(Supplied data Opens)

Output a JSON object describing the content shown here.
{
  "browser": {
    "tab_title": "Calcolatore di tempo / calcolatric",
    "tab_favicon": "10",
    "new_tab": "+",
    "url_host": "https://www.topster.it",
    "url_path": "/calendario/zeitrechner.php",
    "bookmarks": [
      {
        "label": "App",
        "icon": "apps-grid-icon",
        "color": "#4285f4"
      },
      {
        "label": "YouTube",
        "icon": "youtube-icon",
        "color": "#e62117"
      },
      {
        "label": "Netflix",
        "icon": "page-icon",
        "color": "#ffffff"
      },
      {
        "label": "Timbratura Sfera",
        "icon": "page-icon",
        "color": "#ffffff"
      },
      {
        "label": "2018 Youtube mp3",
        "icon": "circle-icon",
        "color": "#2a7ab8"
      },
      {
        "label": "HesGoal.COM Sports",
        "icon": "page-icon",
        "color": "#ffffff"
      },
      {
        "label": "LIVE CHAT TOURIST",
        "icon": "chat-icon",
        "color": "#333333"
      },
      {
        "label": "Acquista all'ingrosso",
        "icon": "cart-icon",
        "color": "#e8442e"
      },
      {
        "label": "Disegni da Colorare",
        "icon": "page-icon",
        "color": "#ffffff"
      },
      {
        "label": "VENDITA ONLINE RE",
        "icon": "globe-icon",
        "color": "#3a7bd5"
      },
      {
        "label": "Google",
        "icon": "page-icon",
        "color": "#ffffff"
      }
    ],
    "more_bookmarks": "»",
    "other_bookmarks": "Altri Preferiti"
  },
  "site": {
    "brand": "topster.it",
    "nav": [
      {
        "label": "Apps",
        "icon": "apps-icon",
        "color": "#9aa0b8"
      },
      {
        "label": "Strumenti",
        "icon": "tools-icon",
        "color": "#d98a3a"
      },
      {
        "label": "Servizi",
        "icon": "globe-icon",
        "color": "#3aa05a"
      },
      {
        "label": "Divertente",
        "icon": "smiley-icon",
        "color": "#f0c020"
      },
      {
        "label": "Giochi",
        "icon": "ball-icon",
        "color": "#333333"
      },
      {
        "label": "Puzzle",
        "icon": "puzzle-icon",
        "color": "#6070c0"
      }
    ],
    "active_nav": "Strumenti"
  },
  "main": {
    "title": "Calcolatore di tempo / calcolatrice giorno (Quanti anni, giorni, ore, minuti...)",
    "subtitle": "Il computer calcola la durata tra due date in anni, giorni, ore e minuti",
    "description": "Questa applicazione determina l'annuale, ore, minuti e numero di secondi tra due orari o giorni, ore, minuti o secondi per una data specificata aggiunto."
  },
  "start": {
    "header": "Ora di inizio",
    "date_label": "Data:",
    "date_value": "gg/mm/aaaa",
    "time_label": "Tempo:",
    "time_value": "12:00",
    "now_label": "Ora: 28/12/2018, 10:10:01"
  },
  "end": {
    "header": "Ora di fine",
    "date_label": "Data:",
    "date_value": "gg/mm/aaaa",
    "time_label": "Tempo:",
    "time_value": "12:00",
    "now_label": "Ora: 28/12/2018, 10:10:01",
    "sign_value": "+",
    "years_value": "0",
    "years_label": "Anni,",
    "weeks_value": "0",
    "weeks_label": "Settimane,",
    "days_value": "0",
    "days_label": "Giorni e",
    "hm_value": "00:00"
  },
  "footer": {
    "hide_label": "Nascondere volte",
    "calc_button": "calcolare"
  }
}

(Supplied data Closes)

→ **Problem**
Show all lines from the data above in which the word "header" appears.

→ **Result for this task**
    "header": "Ora di inizio",
    "header": "Ora di fine",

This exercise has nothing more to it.